the elements are balance and are capable of reproducing themselves. There is usually biodiversity. All animals and plants and other organisms that are exposed to the Sun, though well shielded by the ozone layer, have developed ways to cope with and protect themselves from the small fraction of solar UVB radiation that normally reaches the Earth's surface. Even a small amount of UVB radiation can have a significant effect on ecosystems. In the tropics, for example, where a thinner ozone layer and a higher Sun result in systematically stronger UV dosage, certain trees have been found to be restricted in their growth by current levels of solar UV radiation. In ecosystem studies, as in medicine, science has not yet reached the point where any practically useful assessments of the consequences of increased dosages can be made. Research has thus far been mainly limited to more rudimentary studies in laboratories and greenhouses that test the sensitivity of different plant species to enhanced UV radiation. Only a few field investigations have been performed on an appreciable scale, and proper ecological studies are still in their infancy. In general, it appears that plant species can react in widely different ways to increased levels of UVB radiation, some may be clearly limited in their growth; other varieties may be insensitive or rapidly become so by adaptive mechanisms; and still others may even exhibit enhanced growth. Under added stress, as through drought, the differences in UV sensitivity may be completely lost. The majority of plant species that have been tested were agricultural plants; trees appear to run a higher risk of accumulating UV damage over their far longer lifetimes. In addition to direct effects on photosynthesis and growth, there may also occur more subtle changes, such as a delay in flowering, a shift in the distribution of leaves, a change in leaf structure, or a change in a plant's metabolism. As verified in field studies, such subtle changes may have far-reaching consequences by causing a plant to lose ground to neighboring plants with whom they compete. Thus, dramatic shifts in plant populations and in biodiversity may ensue. Similar processes can occur in the marine ecosystems that exist at shallow depths in photosynthetically active zones. UV radiation can penetrate tens of meters into clear ocean water. It has been found thatphytoplankton--the minuscule, plant-like organisms that float on or near the surface of the ocean and that serve as the base of the entire marine food chain--are sensitive to the levels of UVB radiation that penetrate the ocean's surface. Recent studies have focused particularly on the waters that bound the Antarctic continent, directly under the ozone

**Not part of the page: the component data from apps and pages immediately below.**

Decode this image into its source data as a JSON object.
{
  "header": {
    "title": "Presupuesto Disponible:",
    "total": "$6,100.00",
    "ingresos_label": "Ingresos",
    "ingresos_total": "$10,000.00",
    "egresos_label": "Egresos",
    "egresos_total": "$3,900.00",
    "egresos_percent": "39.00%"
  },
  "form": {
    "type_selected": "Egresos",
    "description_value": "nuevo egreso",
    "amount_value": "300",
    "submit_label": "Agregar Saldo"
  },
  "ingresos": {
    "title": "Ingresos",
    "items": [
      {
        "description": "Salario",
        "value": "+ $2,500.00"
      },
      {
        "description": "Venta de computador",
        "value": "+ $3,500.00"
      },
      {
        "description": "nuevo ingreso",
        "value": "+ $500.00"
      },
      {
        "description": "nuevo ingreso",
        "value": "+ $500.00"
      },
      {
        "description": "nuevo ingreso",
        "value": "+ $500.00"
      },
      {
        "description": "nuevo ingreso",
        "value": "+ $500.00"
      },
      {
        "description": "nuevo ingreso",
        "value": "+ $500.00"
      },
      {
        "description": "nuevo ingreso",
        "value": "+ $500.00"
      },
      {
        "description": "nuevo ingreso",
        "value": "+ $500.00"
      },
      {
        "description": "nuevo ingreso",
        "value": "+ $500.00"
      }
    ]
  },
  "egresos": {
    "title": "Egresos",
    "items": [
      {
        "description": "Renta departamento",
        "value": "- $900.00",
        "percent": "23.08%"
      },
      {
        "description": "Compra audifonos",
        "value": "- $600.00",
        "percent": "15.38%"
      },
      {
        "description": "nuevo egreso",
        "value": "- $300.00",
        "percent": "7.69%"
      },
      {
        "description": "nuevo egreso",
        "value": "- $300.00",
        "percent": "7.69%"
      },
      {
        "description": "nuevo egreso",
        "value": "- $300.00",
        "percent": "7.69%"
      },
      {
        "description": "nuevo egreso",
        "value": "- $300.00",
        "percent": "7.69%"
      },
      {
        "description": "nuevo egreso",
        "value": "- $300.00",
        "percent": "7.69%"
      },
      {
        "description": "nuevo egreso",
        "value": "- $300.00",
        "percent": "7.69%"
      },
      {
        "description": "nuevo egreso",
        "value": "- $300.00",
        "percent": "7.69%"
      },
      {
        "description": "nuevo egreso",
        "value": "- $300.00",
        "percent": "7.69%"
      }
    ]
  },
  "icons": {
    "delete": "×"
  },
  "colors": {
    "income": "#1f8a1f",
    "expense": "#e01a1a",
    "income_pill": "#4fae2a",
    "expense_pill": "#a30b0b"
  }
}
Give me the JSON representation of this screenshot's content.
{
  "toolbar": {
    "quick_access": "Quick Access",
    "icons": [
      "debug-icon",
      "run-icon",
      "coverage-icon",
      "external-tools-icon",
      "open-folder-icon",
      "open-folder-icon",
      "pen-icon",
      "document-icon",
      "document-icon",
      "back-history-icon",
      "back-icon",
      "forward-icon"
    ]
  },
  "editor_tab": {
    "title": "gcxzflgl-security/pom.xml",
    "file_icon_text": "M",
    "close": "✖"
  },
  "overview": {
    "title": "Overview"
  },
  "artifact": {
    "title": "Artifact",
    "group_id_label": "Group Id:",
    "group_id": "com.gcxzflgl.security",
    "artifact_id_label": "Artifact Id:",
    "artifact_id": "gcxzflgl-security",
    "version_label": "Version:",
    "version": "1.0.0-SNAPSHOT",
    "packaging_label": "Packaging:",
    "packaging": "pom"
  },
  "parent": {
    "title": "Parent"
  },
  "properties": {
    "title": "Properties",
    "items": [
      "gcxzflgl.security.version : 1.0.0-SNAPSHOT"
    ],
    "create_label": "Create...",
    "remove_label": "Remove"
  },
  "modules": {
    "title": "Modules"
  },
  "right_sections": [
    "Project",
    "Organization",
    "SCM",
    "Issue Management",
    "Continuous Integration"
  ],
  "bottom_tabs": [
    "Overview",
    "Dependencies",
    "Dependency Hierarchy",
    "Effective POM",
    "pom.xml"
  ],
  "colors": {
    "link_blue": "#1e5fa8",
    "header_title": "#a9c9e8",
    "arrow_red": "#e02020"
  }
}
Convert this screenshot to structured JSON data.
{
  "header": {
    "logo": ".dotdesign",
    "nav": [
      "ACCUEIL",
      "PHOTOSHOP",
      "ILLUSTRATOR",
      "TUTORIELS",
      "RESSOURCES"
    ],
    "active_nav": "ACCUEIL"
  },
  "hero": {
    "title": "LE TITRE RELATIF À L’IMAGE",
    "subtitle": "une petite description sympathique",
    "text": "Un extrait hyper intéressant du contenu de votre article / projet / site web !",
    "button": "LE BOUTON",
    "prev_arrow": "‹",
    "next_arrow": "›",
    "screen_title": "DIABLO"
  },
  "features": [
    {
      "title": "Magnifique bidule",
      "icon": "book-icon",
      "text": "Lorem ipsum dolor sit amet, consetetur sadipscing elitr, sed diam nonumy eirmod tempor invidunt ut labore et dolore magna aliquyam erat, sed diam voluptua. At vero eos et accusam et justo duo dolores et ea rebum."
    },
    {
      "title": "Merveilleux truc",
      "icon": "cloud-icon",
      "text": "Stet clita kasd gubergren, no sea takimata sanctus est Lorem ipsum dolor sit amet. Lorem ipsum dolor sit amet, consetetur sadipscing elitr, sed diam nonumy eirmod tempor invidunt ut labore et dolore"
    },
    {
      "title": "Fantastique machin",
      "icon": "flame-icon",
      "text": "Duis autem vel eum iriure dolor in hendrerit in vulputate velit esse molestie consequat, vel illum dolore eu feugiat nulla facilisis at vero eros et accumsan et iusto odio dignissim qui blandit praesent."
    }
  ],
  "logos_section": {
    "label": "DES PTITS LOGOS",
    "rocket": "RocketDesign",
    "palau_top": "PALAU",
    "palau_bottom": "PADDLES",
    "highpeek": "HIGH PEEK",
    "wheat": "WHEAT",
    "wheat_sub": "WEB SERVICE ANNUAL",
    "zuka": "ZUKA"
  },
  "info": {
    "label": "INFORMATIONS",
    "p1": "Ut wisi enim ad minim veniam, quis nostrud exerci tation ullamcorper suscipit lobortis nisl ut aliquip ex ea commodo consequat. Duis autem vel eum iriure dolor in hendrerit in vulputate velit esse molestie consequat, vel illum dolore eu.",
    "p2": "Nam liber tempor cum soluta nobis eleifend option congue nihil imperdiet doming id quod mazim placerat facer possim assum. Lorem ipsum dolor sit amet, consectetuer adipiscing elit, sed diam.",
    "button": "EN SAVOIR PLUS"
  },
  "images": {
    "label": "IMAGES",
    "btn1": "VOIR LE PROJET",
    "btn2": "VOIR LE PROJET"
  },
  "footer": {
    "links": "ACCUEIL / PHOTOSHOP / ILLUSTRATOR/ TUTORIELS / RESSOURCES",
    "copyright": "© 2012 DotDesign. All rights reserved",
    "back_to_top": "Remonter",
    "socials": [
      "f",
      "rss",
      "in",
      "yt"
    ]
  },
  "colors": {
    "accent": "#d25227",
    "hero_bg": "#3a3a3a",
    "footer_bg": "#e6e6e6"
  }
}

hole, and rates of phytoplankton production were indeed found to be depressed relative to other similar areas. These potentially significant disturbances at the basis of terrestrial and marine food webs may have a domino effect that could ultimately affect mankind. Moreover, loss of biodiversity due to enhanced UV radiation may render an ecosystem more vulnerable to the other stresses such as are expected to accompany greenhouse- induced climate change. Higher levels of UVB levels could also reduce the global plant cover that serves as a sink for CO2, thus enhancing climatic change. Unfortunately, at this time scientific research has produced only limited and widely varying data on possible impacts on single plants or species, and much remains to be done to quantify the possible effects on any marine, terrestrial, or agricultural ecosystem. Ecosystems may be further disturbed by deleterious effects of UV radiation on animals, especially in vulnerable, early stages of life such as larvae or the eggs of frogs in shallow water. Thus, the resources of business will be affected since the ozone layer depletion will give impact on them. Shortage of water lead to operation of beverages product, unhealthy of trees cannot produce a quality of furniture, and reducing number of chicken.